What does it mean to be “the children of Israel,” as in Congregation B’nai Israel? In this week’s Torah reading, an angel blesses Jacob with that new name. Jacob, Ya’akov, means circumventer. As his name conveys, he has acted with deception in obtaining the first-born blessing from his blind father instead of Esau, the first-born twin. Now on the night before reunion with his once furious brother, Jacob wrestles with a mysterious stranger. A popular rabbinic imagining is that this is Esau’s protecting angel. Others see this as Jacob confronting his conscience. As the sun is beginning to rise, Jacob’s hip is dislocated, but he seems to have the better of his attacker who asks for release. Jacob demands, “Bless me.” The opponent replies, “Your name shall no longer be Ya’akov, but Yisra’el. For you have become sar with beings divine and you have won” (Genesis 32:29). Commentators identify several possible meanings of sar as the root of Yisra’el: a struggler; direct ; a prince. All three possibilities combine to describe Israel, who confronted his challenges directly, emerging both victorious and empowered by noble responsibilities. We the children of Israel are called to live up to the ideals imbedded in our patriarch’s enduring name.

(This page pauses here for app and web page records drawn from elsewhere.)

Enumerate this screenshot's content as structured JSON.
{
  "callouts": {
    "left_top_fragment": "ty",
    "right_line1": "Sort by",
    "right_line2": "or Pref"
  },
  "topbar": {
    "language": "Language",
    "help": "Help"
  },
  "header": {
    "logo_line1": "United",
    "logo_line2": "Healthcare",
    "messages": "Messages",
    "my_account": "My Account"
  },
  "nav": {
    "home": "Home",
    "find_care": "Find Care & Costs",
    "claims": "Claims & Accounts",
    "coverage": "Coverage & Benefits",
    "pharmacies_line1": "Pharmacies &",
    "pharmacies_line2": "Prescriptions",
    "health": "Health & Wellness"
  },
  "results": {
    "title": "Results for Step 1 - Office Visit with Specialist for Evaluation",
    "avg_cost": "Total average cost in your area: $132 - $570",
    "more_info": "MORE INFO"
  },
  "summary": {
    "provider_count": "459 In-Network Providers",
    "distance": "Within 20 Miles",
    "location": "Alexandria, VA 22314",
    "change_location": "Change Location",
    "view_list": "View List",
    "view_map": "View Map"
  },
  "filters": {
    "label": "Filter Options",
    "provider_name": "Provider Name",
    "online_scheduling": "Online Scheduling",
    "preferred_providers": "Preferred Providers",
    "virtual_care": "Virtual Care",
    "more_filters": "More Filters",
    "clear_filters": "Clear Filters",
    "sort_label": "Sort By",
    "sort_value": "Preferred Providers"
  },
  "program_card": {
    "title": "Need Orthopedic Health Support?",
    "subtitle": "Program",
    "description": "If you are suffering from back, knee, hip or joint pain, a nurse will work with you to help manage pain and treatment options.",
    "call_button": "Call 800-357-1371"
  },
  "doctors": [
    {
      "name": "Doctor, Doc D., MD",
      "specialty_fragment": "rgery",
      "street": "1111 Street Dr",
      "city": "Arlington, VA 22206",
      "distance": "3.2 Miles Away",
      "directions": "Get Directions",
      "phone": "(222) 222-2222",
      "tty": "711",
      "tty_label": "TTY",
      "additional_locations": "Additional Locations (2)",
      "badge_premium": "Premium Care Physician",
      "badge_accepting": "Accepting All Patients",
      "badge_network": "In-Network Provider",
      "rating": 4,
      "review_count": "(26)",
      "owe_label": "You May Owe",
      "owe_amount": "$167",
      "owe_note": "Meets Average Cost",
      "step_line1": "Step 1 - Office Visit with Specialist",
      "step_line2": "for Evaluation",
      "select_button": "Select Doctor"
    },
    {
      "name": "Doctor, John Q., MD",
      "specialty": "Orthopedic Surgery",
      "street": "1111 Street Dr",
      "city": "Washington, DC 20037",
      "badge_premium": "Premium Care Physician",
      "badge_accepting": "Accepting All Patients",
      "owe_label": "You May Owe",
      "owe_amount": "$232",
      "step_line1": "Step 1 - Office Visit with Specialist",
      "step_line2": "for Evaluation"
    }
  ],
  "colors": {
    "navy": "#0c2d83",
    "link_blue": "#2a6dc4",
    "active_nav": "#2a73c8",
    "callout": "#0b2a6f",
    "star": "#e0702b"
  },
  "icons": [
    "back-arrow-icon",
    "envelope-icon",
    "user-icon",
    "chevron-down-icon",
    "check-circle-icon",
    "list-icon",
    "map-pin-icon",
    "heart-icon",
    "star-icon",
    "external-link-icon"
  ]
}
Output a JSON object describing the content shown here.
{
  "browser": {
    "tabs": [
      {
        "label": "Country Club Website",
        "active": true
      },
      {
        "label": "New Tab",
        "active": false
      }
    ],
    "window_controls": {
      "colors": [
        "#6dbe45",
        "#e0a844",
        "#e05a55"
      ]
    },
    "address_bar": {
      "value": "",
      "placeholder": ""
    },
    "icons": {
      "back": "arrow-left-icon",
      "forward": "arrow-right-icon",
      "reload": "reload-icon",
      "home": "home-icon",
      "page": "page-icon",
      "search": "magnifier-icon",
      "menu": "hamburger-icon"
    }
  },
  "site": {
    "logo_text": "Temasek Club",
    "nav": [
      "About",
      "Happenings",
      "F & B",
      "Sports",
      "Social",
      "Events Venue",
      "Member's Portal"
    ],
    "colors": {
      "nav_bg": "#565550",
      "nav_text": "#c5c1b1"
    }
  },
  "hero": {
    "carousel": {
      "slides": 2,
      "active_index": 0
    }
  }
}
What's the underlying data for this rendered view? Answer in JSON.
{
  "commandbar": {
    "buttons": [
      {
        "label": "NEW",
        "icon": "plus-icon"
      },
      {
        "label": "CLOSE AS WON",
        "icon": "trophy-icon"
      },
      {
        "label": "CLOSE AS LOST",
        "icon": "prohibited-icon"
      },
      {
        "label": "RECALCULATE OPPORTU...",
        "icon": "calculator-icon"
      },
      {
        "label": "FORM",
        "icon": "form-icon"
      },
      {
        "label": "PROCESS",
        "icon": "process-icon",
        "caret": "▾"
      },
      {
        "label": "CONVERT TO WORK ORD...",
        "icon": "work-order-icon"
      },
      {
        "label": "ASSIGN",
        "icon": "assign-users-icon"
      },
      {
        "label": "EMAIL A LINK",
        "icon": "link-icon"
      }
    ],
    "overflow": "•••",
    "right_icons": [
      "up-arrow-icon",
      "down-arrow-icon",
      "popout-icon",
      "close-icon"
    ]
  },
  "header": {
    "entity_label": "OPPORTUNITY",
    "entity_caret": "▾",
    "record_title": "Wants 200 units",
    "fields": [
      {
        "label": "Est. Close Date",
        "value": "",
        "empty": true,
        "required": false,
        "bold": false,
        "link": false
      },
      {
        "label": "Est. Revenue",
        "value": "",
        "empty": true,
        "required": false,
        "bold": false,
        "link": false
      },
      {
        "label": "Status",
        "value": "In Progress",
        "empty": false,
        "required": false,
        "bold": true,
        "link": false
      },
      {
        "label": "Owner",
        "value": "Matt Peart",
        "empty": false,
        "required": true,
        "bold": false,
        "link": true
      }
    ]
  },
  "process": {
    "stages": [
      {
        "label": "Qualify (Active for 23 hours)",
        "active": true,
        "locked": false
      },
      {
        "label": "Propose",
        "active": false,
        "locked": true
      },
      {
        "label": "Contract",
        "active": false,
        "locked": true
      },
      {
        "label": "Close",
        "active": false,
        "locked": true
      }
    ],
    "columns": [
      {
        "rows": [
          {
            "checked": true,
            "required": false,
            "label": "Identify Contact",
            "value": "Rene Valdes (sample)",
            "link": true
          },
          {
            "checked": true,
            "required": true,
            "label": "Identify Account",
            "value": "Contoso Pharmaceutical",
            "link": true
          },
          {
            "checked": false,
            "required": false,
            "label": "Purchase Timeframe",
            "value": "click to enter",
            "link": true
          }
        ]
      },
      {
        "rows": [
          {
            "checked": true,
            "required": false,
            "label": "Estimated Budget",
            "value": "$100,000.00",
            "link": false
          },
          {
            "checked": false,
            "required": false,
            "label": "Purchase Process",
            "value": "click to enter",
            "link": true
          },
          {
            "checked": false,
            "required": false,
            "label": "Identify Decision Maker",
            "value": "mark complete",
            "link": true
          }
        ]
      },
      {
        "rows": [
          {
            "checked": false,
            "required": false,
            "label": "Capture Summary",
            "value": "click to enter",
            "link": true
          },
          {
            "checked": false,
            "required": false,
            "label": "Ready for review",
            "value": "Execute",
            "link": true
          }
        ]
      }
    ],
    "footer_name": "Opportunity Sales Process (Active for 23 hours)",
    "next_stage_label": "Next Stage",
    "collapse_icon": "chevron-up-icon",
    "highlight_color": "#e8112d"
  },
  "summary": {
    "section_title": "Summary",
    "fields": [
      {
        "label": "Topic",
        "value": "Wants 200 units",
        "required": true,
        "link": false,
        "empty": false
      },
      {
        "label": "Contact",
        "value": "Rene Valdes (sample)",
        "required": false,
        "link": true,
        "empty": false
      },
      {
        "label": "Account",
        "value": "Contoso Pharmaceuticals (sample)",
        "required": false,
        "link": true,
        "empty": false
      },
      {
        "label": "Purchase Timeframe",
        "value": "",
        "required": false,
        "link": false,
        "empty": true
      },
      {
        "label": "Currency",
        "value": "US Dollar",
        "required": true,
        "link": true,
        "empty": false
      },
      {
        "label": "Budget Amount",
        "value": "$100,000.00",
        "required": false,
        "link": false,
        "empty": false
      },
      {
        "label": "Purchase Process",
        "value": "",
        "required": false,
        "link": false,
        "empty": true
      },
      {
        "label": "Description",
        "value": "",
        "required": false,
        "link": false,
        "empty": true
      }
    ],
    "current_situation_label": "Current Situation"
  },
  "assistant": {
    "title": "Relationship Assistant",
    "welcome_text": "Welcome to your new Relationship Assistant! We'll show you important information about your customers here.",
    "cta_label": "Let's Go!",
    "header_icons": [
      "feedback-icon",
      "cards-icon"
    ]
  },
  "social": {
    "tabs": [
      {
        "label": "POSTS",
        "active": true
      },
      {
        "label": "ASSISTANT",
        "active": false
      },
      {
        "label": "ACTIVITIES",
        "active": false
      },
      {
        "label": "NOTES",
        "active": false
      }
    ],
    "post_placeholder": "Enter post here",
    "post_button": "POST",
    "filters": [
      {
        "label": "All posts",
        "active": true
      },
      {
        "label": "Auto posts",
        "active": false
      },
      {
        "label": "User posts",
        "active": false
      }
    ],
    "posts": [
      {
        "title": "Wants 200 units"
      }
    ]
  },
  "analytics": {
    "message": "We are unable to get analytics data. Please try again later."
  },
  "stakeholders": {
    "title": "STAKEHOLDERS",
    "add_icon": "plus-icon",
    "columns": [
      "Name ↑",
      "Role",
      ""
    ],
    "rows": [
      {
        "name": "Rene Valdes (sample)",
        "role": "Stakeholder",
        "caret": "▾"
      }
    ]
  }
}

Aleppo Falls- Tragic images of families leaving Aleppo are a reminder that “Never Again” remains an unfilled longing. As Elie Wiesel taught, “… True, we are often too weak to stop injustices; but the least we can do is to protest against them. True, we are too poor to eliminate hunger; but in feeding one child, we protest against hunger. True, we are too timid and powerless to take on all the guards of all the political prisons in the world; but in offering our solidarity to one prisoner we denounce all the tormentors. True, we are powerless against death; but as long as we help one man, one woman, one child live one hour longer in safety and dignity, we affirm man’s [woman’s] right to live.”
‘The Genius of Judaism’: An Interview with Bernard-Henri Lévy
Considering reading this interview with Bernard-Henri Lévy, France’s leading public intellectual, on his new book, The Genius of Judaism. Newly-returned from the Iraqi city of Mosul, where he accompanied Kurdish peshmerga fighters combating ISIS, Lévy spoke with Ben Cohen, senior editor of The Tower.